Gather each line containing the string "JSON" from these entries.

(Items listed in a dataset)
════

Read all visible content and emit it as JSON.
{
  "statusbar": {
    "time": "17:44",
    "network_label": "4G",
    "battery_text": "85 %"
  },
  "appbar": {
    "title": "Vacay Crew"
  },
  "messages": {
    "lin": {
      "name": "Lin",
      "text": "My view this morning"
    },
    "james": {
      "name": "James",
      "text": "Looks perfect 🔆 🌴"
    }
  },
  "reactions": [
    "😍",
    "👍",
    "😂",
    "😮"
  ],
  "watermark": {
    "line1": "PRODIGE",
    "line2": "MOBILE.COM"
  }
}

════

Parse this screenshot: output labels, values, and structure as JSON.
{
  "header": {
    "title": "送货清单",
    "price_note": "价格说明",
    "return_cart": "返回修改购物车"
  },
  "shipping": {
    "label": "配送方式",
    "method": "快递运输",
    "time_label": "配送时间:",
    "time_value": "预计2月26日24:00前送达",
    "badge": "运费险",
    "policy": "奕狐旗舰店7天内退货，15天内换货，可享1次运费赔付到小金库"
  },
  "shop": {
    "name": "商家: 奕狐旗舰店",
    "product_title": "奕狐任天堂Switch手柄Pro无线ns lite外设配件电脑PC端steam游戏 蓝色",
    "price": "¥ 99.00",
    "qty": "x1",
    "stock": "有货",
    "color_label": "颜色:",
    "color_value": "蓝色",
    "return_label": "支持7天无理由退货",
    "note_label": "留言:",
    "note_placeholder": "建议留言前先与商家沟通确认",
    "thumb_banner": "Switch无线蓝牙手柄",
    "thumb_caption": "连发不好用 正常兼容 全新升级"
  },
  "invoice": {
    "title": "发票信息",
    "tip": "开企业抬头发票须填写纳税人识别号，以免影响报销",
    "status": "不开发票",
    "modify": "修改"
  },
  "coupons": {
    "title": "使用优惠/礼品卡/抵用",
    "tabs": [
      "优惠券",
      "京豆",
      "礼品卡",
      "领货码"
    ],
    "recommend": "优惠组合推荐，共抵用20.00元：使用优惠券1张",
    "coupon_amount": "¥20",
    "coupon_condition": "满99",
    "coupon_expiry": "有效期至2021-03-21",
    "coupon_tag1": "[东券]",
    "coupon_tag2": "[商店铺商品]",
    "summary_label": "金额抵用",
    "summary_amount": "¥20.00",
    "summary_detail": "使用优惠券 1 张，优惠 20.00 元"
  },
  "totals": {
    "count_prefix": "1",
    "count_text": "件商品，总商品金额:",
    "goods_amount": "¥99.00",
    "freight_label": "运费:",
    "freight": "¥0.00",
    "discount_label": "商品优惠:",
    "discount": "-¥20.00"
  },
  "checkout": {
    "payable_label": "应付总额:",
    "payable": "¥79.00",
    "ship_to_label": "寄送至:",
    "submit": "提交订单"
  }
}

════

YOUR RESPONSE:
Read all visible content and emit it as JSON.
Parse this screenshot: output labels, values, and structure as JSON.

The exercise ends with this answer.